Mitchell Aubusson was the best performer of the rest in the regular season, but has had limited impact off the bench in the finals. Aidan Guerra was on fire last week but is no guarantee to keep his starting spot thanks to Cordner's return (keep an eye on the late mail for that one). Meanwhile Glenn Stewart has been a mixed bag in the finals, with scores of 60, 46, and 29.
Stewart did step up against the Roosters three weeks ago, with 42 tackles, six tackle breaks and 100+ run metres, and as a former Clive Churchill Medal winner he could be the man to live up to the big occasion again. Justin Horo, Jamie Buhrer and Frank-Paul Nuuausala are the riskier options.
Daly Cherry-Evans is the obvious choice here, as the most expensive player left in Dream Team. He averaged better than 56 points a game during the regular season and is a great all-round player, meaning he scores well in tight games through kick metres and tackles and scores just as well when Manly dominates, through tackle breaks and try assists. His dominance of Manly's long kicking and his knack for finding the tryline mean Cherry-Evans is much more suited to Dream Team than his halves partner Kieran Foran.
Of the Roosters playmakers, James Maloney has been the standout during the regular season but Mitchell Pearce's Dream Team scoring has stepped up significantly in the finals.
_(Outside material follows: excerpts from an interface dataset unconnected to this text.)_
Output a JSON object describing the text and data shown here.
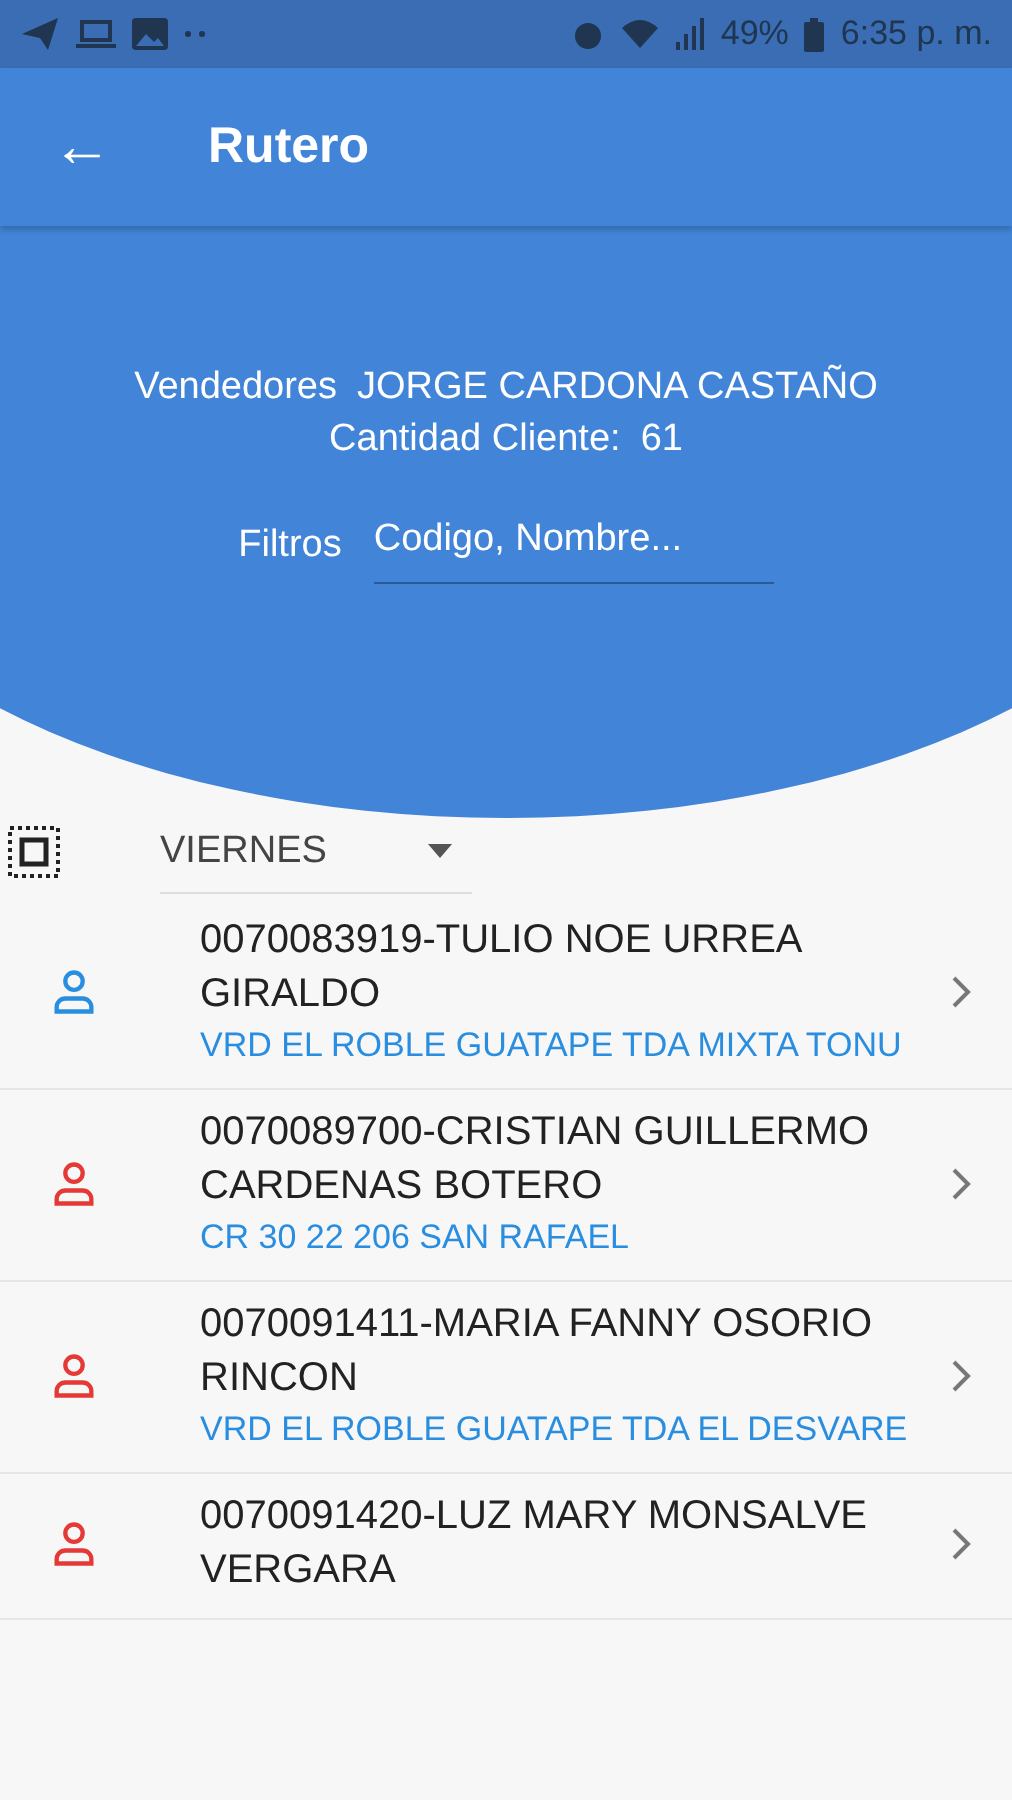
{
  "status_bar": {
    "battery": "49%",
    "time": "6:35 p. m."
  },
  "app_bar": {
    "back": "←",
    "title": "Rutero"
  },
  "header": {
    "seller_label": "Vendedores",
    "seller": "JORGE CARDONA CASTAÑO",
    "count_label": "Cantidad Cliente:",
    "count": "61",
    "filter_label": "Filtros",
    "filter_placeholder": "Codigo, Nombre..."
  },
  "day_select": {
    "value": "VIERNES"
  },
  "clients": [
    {
      "name": "0070083919-TULIO NOE URREA GIRALDO",
      "address": "VRD EL ROBLE GUATAPE TDA MIXTA TONU",
      "color": "#2a8ee0"
    },
    {
      "name": "0070089700-CRISTIAN GUILLERMO CARDENAS BOTERO",
      "address": "CR 30 22 206 SAN RAFAEL",
      "color": "#e53935"
    },
    {
      "name": "0070091411-MARIA FANNY OSORIO RINCON",
      "address": "VRD EL ROBLE GUATAPE TDA EL DESVARE",
      "color": "#e53935"
    },
    {
      "name": "0070091420-LUZ MARY MONSALVE VERGARA",
      "color": "#e53935"
    }
  ]
}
Pearce easily out-scored Maloney in both of the Roosters' finals matches so far, posting 59 and 62 compared with Maloney's 42 and 49. The two mains advantages Pearce has had over Maloney is kick metres (he's doubled Maloney's total in their two finals matches) and missed tackles (Maloney has missed a dozen tackles over the two games, Pearce has only missed five).
So if you're predicting another low-scoring affair, then Pearce is probably your man. If you reckon the Roosters will score a few points, then Maloney – who has more tries and line breaks this season than Pearce and is the Roosters' goalkicker – is likely to have the edge.
It's hard to go against star duo Jamie Lyon and Michael Jennings, who both hit the high 50s in their teams' wins last weeks. Of the other options, Steve Matai is a lottery (his scores have ranged from 60 down to -6 this season), while Shaun Kenny-Dowall is a quality attacking threat but simply hasn't had Jennings' consistency this year. Dual-position player Mitch Aubusson is the wildcard, and he could trump Lyon and Jennings if defence dominates the contest.
Peta Hiku has been great for Manly of late but will again miss the cut thanks to Brett Stewart's return, and Stewart himself is a risky option as his strengths on the field don't really translate to Dream Team stats. Jorge Taufua is a tackle-busting machine on his day but at $207,000 he's pricey, while fellow wingers David Williams, Roger Tuivasa-Sheck and Daniel Tupou are all capable of decent scores on their day – particularly if they find their way to the tryline.
The lack of certainties in this position makes it the perfect place to make a couple of gambles, or at least save some cash which could be better spent elsewhere.
Captain & vice captain
This is where the game will really be won and lost in Dream Team this weekend. With only 34 players to choose from, expect most teams to have a familiar look to them – which is where the captaincy and vice captaincy choices come in. Remember, your captain gets triple points and your vice captain gets double, so the right choice here can really shoot your team up the ladder.
For those playing it safe, Cherry-Evans is probably the smart option, but Watmough, SBW, Ballin, Friend, Cordner, Pearce and Maloney are all capable of producing a bumper score in the grand final. Go with your gut on this one, and it could well earn you bragging rights – or a cool $3000.